I rather like the idea of just using a few brushstrokes to create a whole world. And, of course, with Twitter you do that, you can tell a very big story in a few lines.
The new David Mitchell novel, The Bone Clocks, ends in rural Ireland, which explains why Kathryn Schulz chose to interview Mitchell on a walk through the Irish countryside. At Vulture, she talks with Mitchell about supercontinents, writing in childhood and the global scope of his work. You could also read the story Mitchell recently wrote on Twitter.
If you enjoy showing the world how much you like to read, you’re in luck: The Paris Review and the LRB are asking people to submit photos of themselves reading either magazine as part of their new contest. All you have to do is post the image on Twitter, Facebook or Instagram with the hashtag #ReadEverywhere, and they’ll pick out the top images. The grand prize is one vintage issue of The Paris Review from every decade it’s been around, along with an artwork by Peter Campbell and a vintage LRB cover print.
Sheila Heti: What do you enjoy reading on Twitter?
Christian Lorentzen: Because I follow so many accounts I think of it as watching a stream of garbage flow in order to see what colour the trash is today.
David Mitchell (author of Cloud Atlas) is tweeting a short story all this week - line by line. Fittingly, the narrator is a teenage boy high on Valium.
What Would Twitter Do?
In this new ten-part series, ten of my favorite people on Twitter talk about what they do on Twitter and why—their Twitter philosophies, their do’s and don’ts, and what they make of the medium in general. First up: kimmy @arealliveghost whose Twitter feed is unique and moving and poetic and wonderful. One of her most popular tweets (and one of my favorite) is: your body is a ghost factory that takes one lifetime to produce a ghost. Kimmy Walters lives and writes in St. Louis. Her poetry can be found in FRiGG, Plain Wrap’s Quarter, The Chariton Review, and other publications.
Interesting new series from The Believer.

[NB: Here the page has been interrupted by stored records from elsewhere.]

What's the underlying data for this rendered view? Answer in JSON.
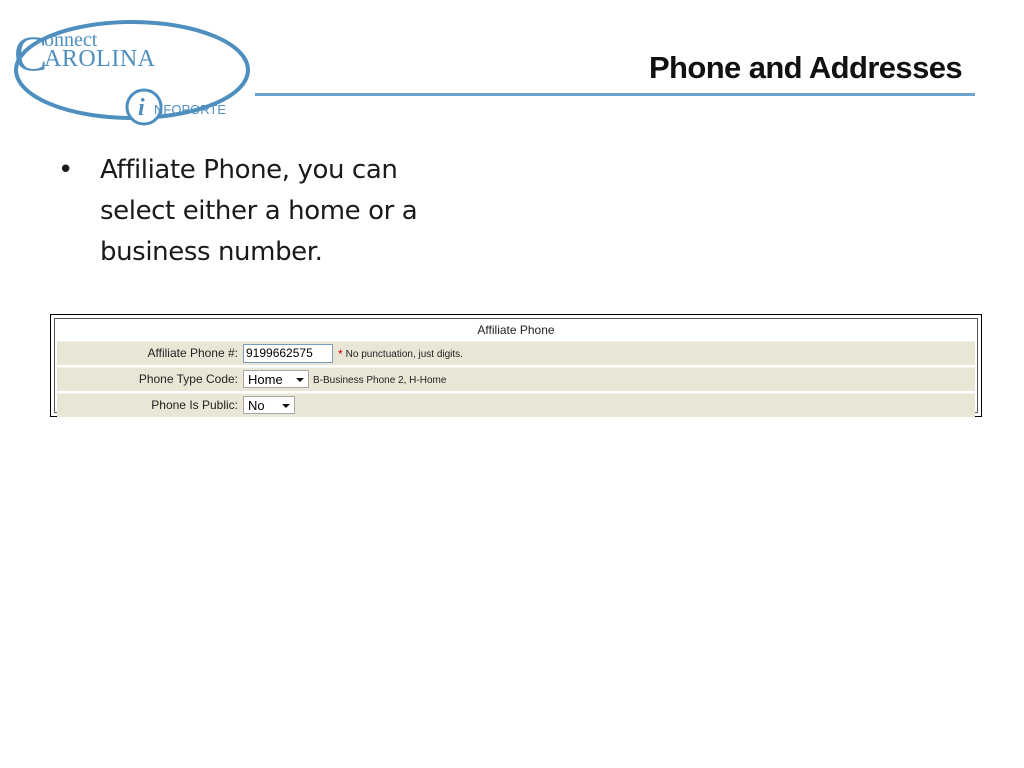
{
  "logo": {
    "line1": "onnect",
    "line2": "AROLINA",
    "big_c": "C",
    "sub_i": "i",
    "sub_text": "NFOPORTE",
    "brand_color": "#4f8fc0"
  },
  "slide": {
    "title": "Phone and Addresses",
    "rule_color": "#6fa3cf"
  },
  "bullets": [
    {
      "marker": "•",
      "text": "Affiliate Phone, you can select either a home or a business number."
    }
  ],
  "form": {
    "caption": "Affiliate Phone",
    "row_bg": "#e9e6d6",
    "rows": {
      "phone": {
        "label": "Affiliate Phone #:",
        "value": "9199662575",
        "required_mark": "*",
        "note": "No punctuation, just digits."
      },
      "type": {
        "label": "Phone Type Code:",
        "selected": "Home",
        "hint": "B-Business Phone 2, H-Home"
      },
      "public": {
        "label": "Phone Is Public:",
        "selected": "No"
      }
    }
  }
}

What is creepypasta, and what does it have to do with the future of literature? According to this blog post on the Twitter Fiction Festival, it’s a type of short horror fiction which, because it’s posted exclusively on the Web, occupies a similar place to Twitter fiction in the ranks of new literary genres. If you want to learn more about Twitter fiction, you could read our own Elizabeth Minkel on the nascent art form.